Problem description
Below are the records; copy each line in which "plot" occurs.

[Items from a dataset]
BEGIN

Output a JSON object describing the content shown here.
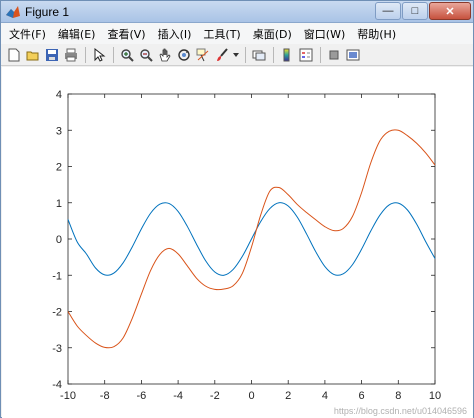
{
  "window": {
    "title": "Figure 1",
    "controls": {
      "minimize": "—",
      "maximize": "□",
      "close": "✕"
    }
  },
  "menu": [
    "文件(F)",
    "编辑(E)",
    "查看(V)",
    "插入(I)",
    "工具(T)",
    "桌面(D)",
    "窗口(W)",
    "帮助(H)"
  ],
  "toolbar": {
    "icons": [
      "new-figure-icon",
      "open-file-icon",
      "save-icon",
      "print-icon",
      "|",
      "pointer-icon",
      "|",
      "zoom-in-icon",
      "zoom-out-icon",
      "pan-hand-icon",
      "rotate-3d-icon",
      "data-cursor-icon",
      "brush-icon",
      "brush-dropdown-icon",
      "|",
      "link-plot-icon",
      "|",
      "colorbar-icon",
      "legend-icon",
      "|",
      "hide-plot-tools-icon",
      "show-plot-tools-icon"
    ]
  },
  "colors": {
    "series1": "#0072bd",
    "series2": "#d95319",
    "axis": "#262626"
  },
  "watermark": "https://blog.csdn.net/u014046596",
  "chart_data": {
    "type": "line",
    "title": "",
    "xlabel": "",
    "ylabel": "",
    "xlim": [
      -10,
      10
    ],
    "ylim": [
      -4,
      4
    ],
    "xticks": [
      -10,
      -8,
      -6,
      -4,
      -2,
      0,
      2,
      4,
      6,
      8,
      10
    ],
    "yticks": [
      -4,
      -3,
      -2,
      -1,
      0,
      1,
      2,
      3,
      4
    ],
    "grid": false,
    "box": true,
    "series": [
      {
        "color": "#0072bd",
        "x": [
          -10,
          -9.5,
          -9,
          -8.5,
          -8,
          -7.5,
          -7,
          -6.5,
          -6,
          -5.5,
          -5,
          -4.5,
          -4,
          -3.5,
          -3,
          -2.5,
          -2,
          -1.5,
          -1,
          -0.5,
          0,
          0.5,
          1,
          1.5,
          2,
          2.5,
          3,
          3.5,
          4,
          4.5,
          5,
          5.5,
          6,
          6.5,
          7,
          7.5,
          8,
          8.5,
          9,
          9.5,
          10
        ],
        "y": [
          0.54,
          -0.08,
          -0.41,
          -0.8,
          -0.99,
          -0.94,
          -0.66,
          -0.22,
          0.28,
          0.71,
          0.96,
          0.98,
          0.76,
          0.35,
          -0.14,
          -0.6,
          -0.91,
          -1.0,
          -0.84,
          -0.48,
          0.0,
          0.48,
          0.84,
          1.0,
          0.91,
          0.6,
          0.14,
          -0.35,
          -0.76,
          -0.98,
          -0.96,
          -0.71,
          -0.28,
          0.22,
          0.66,
          0.94,
          0.99,
          0.8,
          0.41,
          -0.08,
          -0.54
        ]
      },
      {
        "color": "#d95319",
        "x": [
          -10,
          -9.5,
          -9,
          -8.5,
          -8,
          -7.5,
          -7,
          -6.5,
          -6,
          -5.5,
          -5,
          -4.5,
          -4,
          -3.5,
          -3,
          -2.5,
          -2,
          -1.5,
          -1,
          -0.5,
          0,
          0.5,
          1,
          1.5,
          2,
          2.5,
          3,
          3.5,
          4,
          4.5,
          5,
          5.5,
          6,
          6.5,
          7,
          7.5,
          8,
          8.5,
          9,
          9.5,
          10
        ],
        "y": [
          -2.0,
          -2.4,
          -2.66,
          -2.87,
          -2.99,
          -2.97,
          -2.73,
          -2.19,
          -1.52,
          -0.87,
          -0.43,
          -0.26,
          -0.41,
          -0.74,
          -1.08,
          -1.3,
          -1.39,
          -1.38,
          -1.29,
          -0.95,
          -0.22,
          0.66,
          1.32,
          1.42,
          1.22,
          0.95,
          0.73,
          0.53,
          0.34,
          0.23,
          0.29,
          0.62,
          1.28,
          2.1,
          2.71,
          2.97,
          3.0,
          2.85,
          2.64,
          2.37,
          2.04
        ]
      }
    ]
  }
}
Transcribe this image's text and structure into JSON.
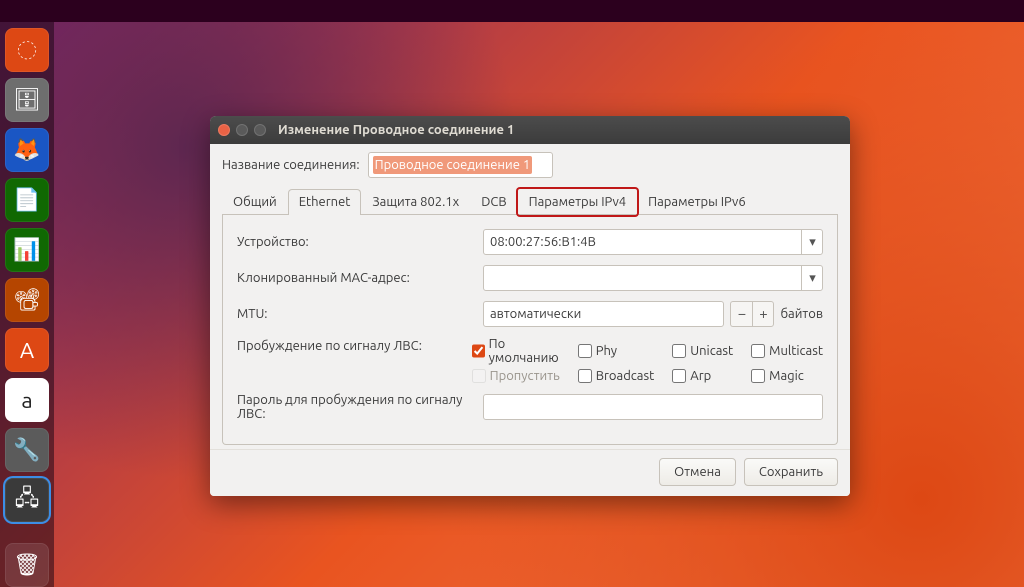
{
  "window": {
    "title": "Изменение Проводное соединение 1",
    "connection_name_label": "Название соединения:",
    "connection_name_value": "Проводное соединение 1"
  },
  "tabs": {
    "general": "Общий",
    "ethernet": "Ethernet",
    "security": "Защита 802.1x",
    "dcb": "DCB",
    "ipv4": "Параметры IPv4",
    "ipv6": "Параметры IPv6",
    "active": "ethernet",
    "highlighted": "ipv4"
  },
  "ethernet": {
    "device_label": "Устройство:",
    "device_value": "08:00:27:56:B1:4B",
    "cloned_mac_label": "Клонированный MAC-адрес:",
    "cloned_mac_value": "",
    "mtu_label": "MTU:",
    "mtu_value": "автоматически",
    "mtu_unit": "байтов",
    "wol_label": "Пробуждение по сигналу ЛВС:",
    "wol_password_label": "Пароль для пробуждения по сигналу ЛВС:",
    "wol_password_value": "",
    "wol_options": {
      "default": {
        "label": "По умолчанию",
        "checked": true,
        "disabled": false
      },
      "phy": {
        "label": "Phy",
        "checked": false,
        "disabled": false
      },
      "unicast": {
        "label": "Unicast",
        "checked": false,
        "disabled": false
      },
      "multicast": {
        "label": "Multicast",
        "checked": false,
        "disabled": false
      },
      "ignore": {
        "label": "Пропустить",
        "checked": false,
        "disabled": true
      },
      "broadcast": {
        "label": "Broadcast",
        "checked": false,
        "disabled": false
      },
      "arp": {
        "label": "Arp",
        "checked": false,
        "disabled": false
      },
      "magic": {
        "label": "Magic",
        "checked": false,
        "disabled": false
      }
    }
  },
  "buttons": {
    "cancel": "Отмена",
    "save": "Сохранить"
  },
  "launcher": {
    "items": [
      {
        "name": "ubuntu-dash",
        "glyph": "◌"
      },
      {
        "name": "files",
        "glyph": "🗄"
      },
      {
        "name": "firefox",
        "glyph": "🦊"
      },
      {
        "name": "writer",
        "glyph": "📄"
      },
      {
        "name": "calc",
        "glyph": "📊"
      },
      {
        "name": "impress",
        "glyph": "📽"
      },
      {
        "name": "software",
        "glyph": "A"
      },
      {
        "name": "amazon",
        "glyph": "a"
      },
      {
        "name": "settings",
        "glyph": "🔧"
      },
      {
        "name": "network",
        "glyph": "🖧"
      }
    ],
    "trash_glyph": "🗑"
  }
}
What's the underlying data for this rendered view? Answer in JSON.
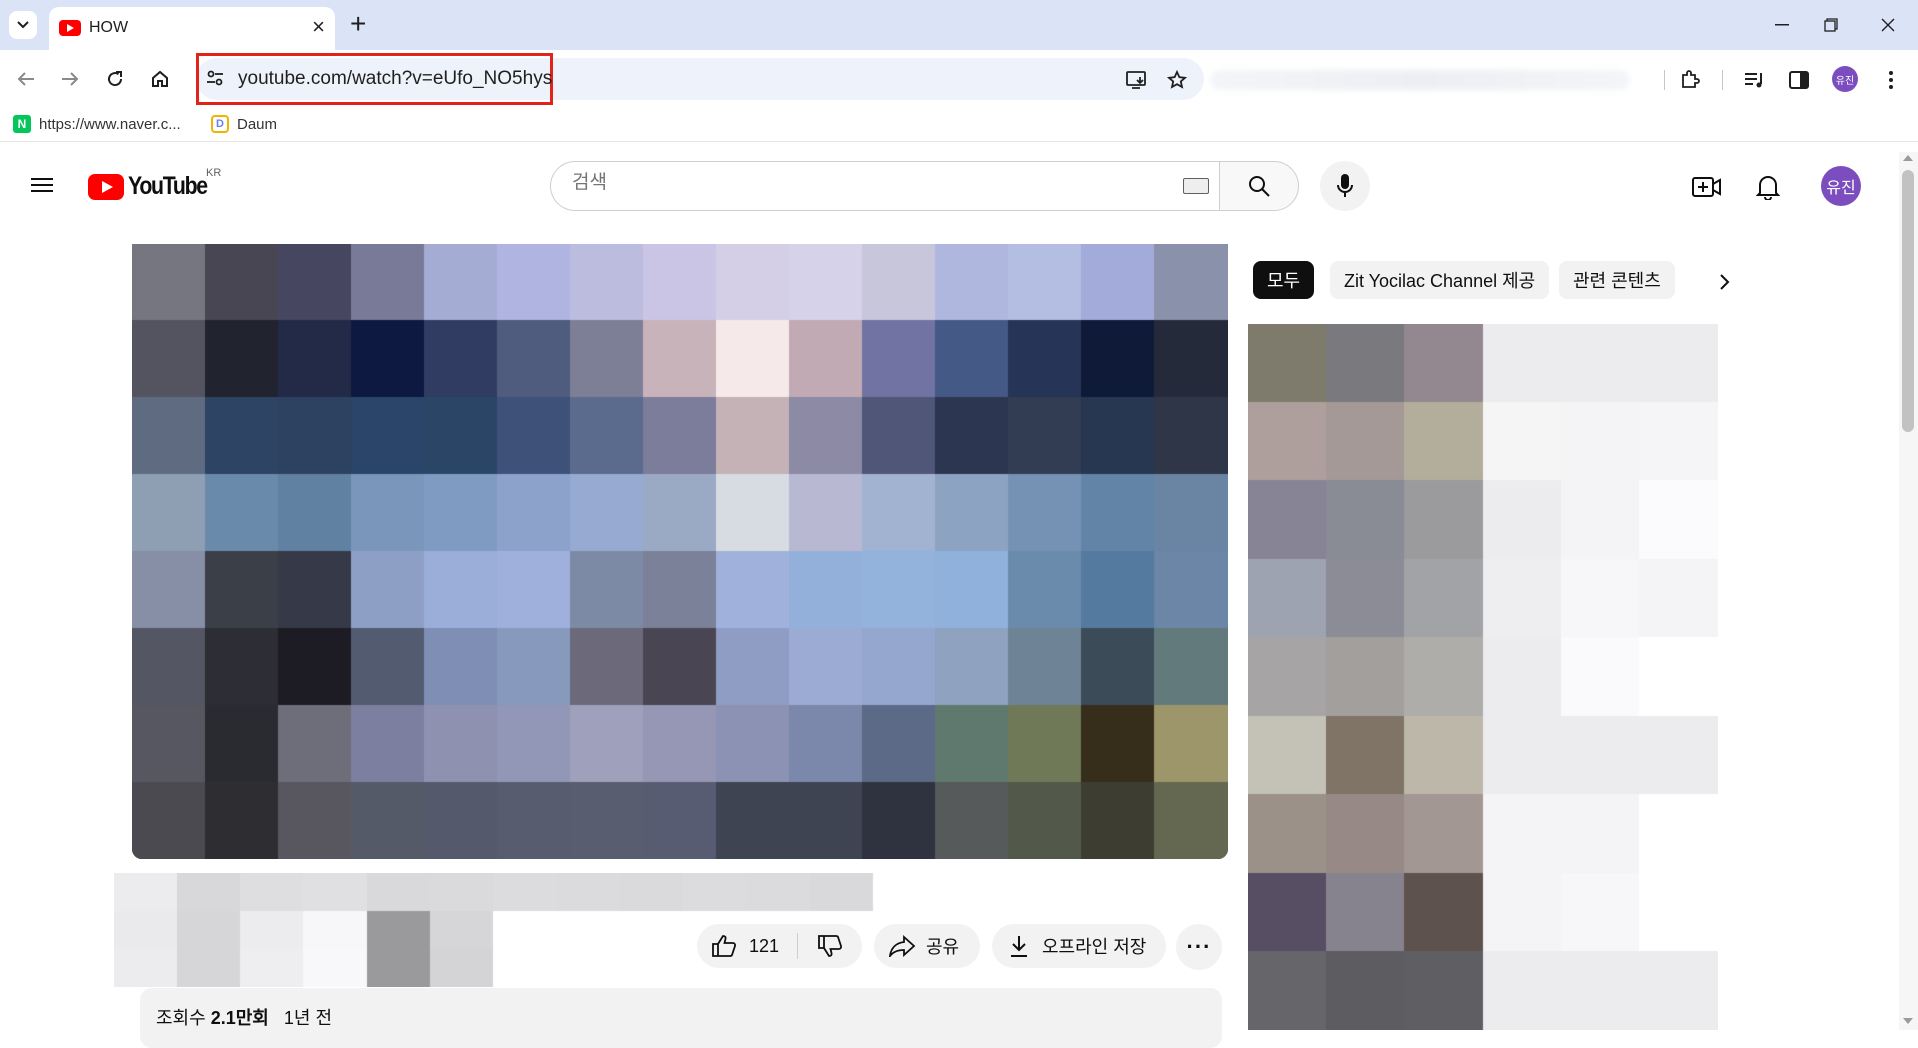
{
  "browser": {
    "tab_title": "HOW",
    "url": "youtube.com/watch?v=eUfo_NO5hys",
    "bookmarks": [
      {
        "label": "https://www.naver.c...",
        "icon": "naver-icon",
        "color": "#03c75a"
      },
      {
        "label": "Daum",
        "icon": "daum-icon",
        "color": "#6b7cf6"
      }
    ],
    "profile_initials": "유진",
    "highlight_color": "#e2231a"
  },
  "youtube": {
    "logo_text": "YouTube",
    "region": "KR",
    "search_placeholder": "검색",
    "avatar_initials": "유진",
    "likes": "121",
    "share_label": "공유",
    "download_label": "오프라인 저장",
    "more_label": "···",
    "views_label": "조회수",
    "views_value": "2.1만회",
    "date_label": "1년 전",
    "chips": [
      "모두",
      "Zit Yocilac Channel 제공",
      "관련 콘텐츠"
    ],
    "brand_color": "#ff0000"
  },
  "pixelated_video": {
    "cols": 15,
    "rows": 8,
    "grid": [
      [
        "#767681",
        "#474652",
        "#464660",
        "#787a98",
        "#a4acd4",
        "#b0b4e0",
        "#bcbcde",
        "#cac5e5",
        "#d4cfe7",
        "#d6d2e9",
        "#c8c6db",
        "#b0b7de",
        "#b4bde2",
        "#a2abd9",
        "#8a92ab"
      ],
      [
        "#545460",
        "#21232f",
        "#222a48",
        "#0d1940",
        "#313c63",
        "#4f5c7e",
        "#7d7f96",
        "#c8b3bb",
        "#f5e9ea",
        "#c2aab5",
        "#7174a2",
        "#445985",
        "#263458",
        "#0f1938",
        "#242a3a"
      ],
      [
        "#5f6b81",
        "#2d4465",
        "#2d4160",
        "#2a4569",
        "#2b4566",
        "#3e5279",
        "#5a6b8e",
        "#7b7d9a",
        "#c4b2b6",
        "#8c8aa4",
        "#4f5677",
        "#2c3650",
        "#323c52",
        "#273651",
        "#2e3647"
      ],
      [
        "#8e9eb3",
        "#6a8aac",
        "#6181a2",
        "#7a97bb",
        "#7f9bc1",
        "#8da2ca",
        "#97abd2",
        "#9aa9c4",
        "#d7dce3",
        "#b8b8d2",
        "#a2b3d1",
        "#8ca4c2",
        "#7592b4",
        "#6284a7",
        "#6a84a4"
      ],
      [
        "#878fa7",
        "#3b3f47",
        "#363a48",
        "#8e9fc6",
        "#9aaed9",
        "#9fb0dd",
        "#7d8aa5",
        "#7c819a",
        "#a0b2dc",
        "#93b0da",
        "#93b2dc",
        "#8fb1dc",
        "#6b8bad",
        "#547aa0",
        "#6b86a6"
      ],
      [
        "#545663",
        "#2c2d35",
        "#1d1c25",
        "#535b71",
        "#7f8eb4",
        "#8799bc",
        "#6c6a7a",
        "#4a4553",
        "#8f9dc5",
        "#9cabd3",
        "#96a7cf",
        "#8fa2bf",
        "#6e8396",
        "#3c4b58",
        "#637a7c"
      ],
      [
        "#575761",
        "#2a2a31",
        "#6e6e7a",
        "#7c7f9f",
        "#8e92b0",
        "#9297b7",
        "#9fa0bb",
        "#9597b4",
        "#8b92b3",
        "#7b88ab",
        "#5c6a87",
        "#5f796f",
        "#6f7857",
        "#362d1b",
        "#9e966b"
      ],
      [
        "#4a4a50",
        "#2e2e32",
        "#58575f",
        "#555a68",
        "#545a6b",
        "#575d6e",
        "#585d70",
        "#585c72",
        "#3f4452",
        "#3f4453",
        "#2f3340",
        "#575a5b",
        "#53594a",
        "#3d3d31",
        "#656850"
      ]
    ]
  },
  "pixelated_title": {
    "cols": 14,
    "rows": 3,
    "grid": [
      [
        "#ececee",
        "#d8d8da",
        "#dedee0",
        "#e0e0e2",
        "#d9d9db",
        "#dadadc",
        "#dcdcde",
        "#dbdbdd",
        "#dadadc",
        "#dcdcde",
        "#dbdbdd",
        "#d9d9db",
        "#ffffff",
        "#ffffff"
      ],
      [
        "#eaeaec",
        "#d6d6d8",
        "#ececee",
        "#f7f7f9",
        "#9a9a9c",
        "#d6d6d8",
        "#ffffff",
        "#ffffff",
        "#ffffff",
        "#ffffff",
        "#ffffff",
        "#ffffff",
        "#ffffff",
        "#ffffff"
      ],
      [
        "#ececee",
        "#d6d6d8",
        "#eeeef0",
        "#f8f8fa",
        "#9a9a9c",
        "#d4d4d6",
        "#ffffff",
        "#ffffff",
        "#ffffff",
        "#ffffff",
        "#ffffff",
        "#ffffff",
        "#ffffff",
        "#ffffff"
      ]
    ]
  },
  "pixelated_sidebar": {
    "cols": 6,
    "rows": 9,
    "grid": [
      [
        "#7f7b6c",
        "#7a797d",
        "#948890",
        "#ececee",
        "#ececee",
        "#ececee"
      ],
      [
        "#ae9f9c",
        "#a49996",
        "#b2ae9b",
        "#f5f5f5",
        "#f4f4f6",
        "#f5f5f7"
      ],
      [
        "#878496",
        "#898b95",
        "#9b9a9c",
        "#ececee",
        "#f4f4f6",
        "#fbfafc"
      ],
      [
        "#9ea3b1",
        "#8b8c96",
        "#a2a3a7",
        "#eeeef0",
        "#f7f7f9",
        "#f4f4f6"
      ],
      [
        "#a7a4a6",
        "#a29f9c",
        "#aeadaa",
        "#ececee",
        "#fafafc",
        "#ffffff"
      ],
      [
        "#c4c2b6",
        "#7f7466",
        "#bdb7a9",
        "#ececee",
        "#ececee",
        "#ececee"
      ],
      [
        "#9b9188",
        "#978a86",
        "#a39794",
        "#f4f4f6",
        "#f4f4f6",
        "#ffffff"
      ],
      [
        "#574e64",
        "#87838e",
        "#5d524e",
        "#f4f4f6",
        "#f7f7f9",
        "#ffffff"
      ],
      [
        "#66666a",
        "#5d5d61",
        "#5f5f63",
        "#ececee",
        "#ececee",
        "#ececee"
      ]
    ]
  }
}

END

Solution to this task
      "link-plot-icon",
      "hide-plot-tools-icon",
      "show-plot-tools-icon"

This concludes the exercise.